Dataset excerpts:

==========

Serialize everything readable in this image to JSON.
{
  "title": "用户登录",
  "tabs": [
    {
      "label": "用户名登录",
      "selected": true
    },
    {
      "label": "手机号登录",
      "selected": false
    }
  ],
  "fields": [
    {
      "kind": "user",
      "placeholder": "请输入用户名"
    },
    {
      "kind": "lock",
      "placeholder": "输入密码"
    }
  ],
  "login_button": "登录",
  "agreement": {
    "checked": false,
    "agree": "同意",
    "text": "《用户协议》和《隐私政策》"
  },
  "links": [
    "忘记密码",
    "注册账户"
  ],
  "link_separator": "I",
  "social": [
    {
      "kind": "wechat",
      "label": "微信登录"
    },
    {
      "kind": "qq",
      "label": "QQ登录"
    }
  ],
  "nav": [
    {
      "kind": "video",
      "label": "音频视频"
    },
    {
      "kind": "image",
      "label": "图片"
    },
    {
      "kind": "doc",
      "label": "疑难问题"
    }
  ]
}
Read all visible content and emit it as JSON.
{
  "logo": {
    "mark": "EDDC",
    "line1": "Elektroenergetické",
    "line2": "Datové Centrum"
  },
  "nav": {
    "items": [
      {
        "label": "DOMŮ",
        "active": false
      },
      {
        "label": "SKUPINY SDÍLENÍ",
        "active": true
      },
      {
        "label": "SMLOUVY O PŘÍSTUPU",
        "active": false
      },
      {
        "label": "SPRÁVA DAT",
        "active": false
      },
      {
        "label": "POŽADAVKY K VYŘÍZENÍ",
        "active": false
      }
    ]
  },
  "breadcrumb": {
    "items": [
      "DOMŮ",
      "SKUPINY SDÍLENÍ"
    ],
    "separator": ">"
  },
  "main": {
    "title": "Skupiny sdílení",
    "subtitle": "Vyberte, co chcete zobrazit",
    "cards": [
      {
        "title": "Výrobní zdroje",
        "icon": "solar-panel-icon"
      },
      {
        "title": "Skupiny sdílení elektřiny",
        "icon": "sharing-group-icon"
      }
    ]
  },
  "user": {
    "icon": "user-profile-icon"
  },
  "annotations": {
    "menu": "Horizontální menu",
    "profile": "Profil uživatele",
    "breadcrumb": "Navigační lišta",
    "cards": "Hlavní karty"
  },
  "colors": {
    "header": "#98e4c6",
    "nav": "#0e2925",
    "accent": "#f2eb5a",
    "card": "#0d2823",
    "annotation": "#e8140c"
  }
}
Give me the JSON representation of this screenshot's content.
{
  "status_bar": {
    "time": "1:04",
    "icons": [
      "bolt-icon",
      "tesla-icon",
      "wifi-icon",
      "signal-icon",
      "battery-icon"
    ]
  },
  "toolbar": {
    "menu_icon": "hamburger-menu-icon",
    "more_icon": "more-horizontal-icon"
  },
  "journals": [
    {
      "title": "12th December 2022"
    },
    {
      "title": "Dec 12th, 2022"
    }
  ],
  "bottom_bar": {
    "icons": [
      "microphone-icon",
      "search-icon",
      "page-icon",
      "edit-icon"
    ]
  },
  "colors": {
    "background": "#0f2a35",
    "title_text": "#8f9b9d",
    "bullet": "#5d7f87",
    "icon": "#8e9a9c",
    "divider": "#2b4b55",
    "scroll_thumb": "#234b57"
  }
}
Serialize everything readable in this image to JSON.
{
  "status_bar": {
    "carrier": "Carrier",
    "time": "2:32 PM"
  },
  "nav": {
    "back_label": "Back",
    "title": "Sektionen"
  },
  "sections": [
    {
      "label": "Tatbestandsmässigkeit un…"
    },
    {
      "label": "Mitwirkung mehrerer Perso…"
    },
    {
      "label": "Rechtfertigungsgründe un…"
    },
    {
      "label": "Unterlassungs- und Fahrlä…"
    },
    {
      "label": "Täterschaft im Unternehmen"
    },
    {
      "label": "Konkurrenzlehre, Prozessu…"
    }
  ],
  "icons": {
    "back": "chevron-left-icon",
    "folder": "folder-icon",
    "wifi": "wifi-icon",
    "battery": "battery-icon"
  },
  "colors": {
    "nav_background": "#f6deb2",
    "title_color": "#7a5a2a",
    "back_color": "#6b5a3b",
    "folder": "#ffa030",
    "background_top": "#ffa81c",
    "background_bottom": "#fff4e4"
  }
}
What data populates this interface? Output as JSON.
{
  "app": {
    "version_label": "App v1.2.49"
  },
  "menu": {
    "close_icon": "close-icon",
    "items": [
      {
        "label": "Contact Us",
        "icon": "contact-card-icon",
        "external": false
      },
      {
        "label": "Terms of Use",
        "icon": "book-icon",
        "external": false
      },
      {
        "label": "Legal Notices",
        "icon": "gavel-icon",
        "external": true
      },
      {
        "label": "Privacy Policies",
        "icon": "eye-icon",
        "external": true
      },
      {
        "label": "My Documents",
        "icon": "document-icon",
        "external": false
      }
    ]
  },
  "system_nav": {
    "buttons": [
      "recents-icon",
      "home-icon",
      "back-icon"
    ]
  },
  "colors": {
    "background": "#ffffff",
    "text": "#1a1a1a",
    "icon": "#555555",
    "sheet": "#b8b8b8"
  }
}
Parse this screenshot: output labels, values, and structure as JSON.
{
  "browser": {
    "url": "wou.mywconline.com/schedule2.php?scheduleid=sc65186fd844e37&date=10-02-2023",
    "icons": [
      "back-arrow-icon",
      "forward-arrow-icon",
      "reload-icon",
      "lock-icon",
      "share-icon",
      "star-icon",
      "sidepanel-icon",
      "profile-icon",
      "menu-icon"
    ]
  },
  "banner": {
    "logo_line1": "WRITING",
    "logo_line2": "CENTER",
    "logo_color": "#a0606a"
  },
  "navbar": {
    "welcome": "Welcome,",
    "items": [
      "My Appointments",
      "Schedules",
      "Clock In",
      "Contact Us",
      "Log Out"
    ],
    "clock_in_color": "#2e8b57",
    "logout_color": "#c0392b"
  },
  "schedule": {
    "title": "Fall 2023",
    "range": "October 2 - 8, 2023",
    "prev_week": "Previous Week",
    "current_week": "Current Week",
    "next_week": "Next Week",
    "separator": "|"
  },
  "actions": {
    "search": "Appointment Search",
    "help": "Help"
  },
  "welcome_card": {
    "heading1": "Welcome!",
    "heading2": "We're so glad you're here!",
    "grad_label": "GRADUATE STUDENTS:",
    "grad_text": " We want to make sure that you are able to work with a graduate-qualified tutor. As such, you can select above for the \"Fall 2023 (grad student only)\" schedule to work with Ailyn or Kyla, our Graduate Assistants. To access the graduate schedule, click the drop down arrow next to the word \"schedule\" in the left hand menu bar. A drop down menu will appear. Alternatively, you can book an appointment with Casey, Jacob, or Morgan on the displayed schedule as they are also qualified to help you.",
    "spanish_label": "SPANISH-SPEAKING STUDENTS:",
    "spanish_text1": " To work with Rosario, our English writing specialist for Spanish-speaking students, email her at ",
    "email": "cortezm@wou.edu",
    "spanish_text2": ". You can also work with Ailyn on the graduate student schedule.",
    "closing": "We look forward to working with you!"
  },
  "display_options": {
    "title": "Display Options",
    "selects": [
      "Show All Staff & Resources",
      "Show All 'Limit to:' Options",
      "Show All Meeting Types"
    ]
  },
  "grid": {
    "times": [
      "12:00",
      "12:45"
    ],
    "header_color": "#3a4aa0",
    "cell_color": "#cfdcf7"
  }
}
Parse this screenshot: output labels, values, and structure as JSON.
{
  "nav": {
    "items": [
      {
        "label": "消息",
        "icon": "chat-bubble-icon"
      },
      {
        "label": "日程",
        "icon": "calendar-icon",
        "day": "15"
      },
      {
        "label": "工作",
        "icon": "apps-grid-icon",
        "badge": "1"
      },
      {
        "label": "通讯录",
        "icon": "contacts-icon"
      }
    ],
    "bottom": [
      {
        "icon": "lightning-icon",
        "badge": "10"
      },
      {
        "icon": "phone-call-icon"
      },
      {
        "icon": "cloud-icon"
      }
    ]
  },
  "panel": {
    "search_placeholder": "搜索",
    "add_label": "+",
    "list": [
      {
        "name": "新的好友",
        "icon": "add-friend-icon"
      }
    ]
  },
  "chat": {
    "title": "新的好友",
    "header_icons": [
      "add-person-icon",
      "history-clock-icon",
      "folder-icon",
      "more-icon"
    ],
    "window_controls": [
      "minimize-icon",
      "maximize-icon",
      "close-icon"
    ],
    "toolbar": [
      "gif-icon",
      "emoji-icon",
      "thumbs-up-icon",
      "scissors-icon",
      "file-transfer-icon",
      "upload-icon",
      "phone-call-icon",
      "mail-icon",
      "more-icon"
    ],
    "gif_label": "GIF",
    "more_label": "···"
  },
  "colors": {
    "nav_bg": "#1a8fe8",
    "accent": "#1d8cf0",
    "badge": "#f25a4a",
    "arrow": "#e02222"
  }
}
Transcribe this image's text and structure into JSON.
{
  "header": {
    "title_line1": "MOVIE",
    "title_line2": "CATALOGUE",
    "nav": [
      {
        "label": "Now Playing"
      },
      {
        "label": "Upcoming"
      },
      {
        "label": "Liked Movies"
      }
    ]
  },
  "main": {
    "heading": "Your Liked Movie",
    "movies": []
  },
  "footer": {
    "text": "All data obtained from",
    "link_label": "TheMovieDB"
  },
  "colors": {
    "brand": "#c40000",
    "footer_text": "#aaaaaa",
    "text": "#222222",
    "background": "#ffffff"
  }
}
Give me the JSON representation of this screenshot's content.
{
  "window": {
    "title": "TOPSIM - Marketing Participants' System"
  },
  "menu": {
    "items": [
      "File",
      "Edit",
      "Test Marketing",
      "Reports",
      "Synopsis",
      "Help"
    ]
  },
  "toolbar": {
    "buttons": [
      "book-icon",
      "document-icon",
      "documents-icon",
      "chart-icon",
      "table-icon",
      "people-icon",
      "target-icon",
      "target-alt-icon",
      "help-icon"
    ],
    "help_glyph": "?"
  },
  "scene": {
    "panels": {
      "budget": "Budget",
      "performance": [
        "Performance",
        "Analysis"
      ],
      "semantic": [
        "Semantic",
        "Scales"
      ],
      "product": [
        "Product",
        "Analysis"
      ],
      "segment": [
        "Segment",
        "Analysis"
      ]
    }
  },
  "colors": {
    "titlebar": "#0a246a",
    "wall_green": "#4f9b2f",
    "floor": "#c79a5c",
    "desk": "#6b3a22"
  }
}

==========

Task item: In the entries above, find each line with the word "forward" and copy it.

Output of the exercise:
      "forward-arrow-icon",
    "closing": "We look forward to working with you!"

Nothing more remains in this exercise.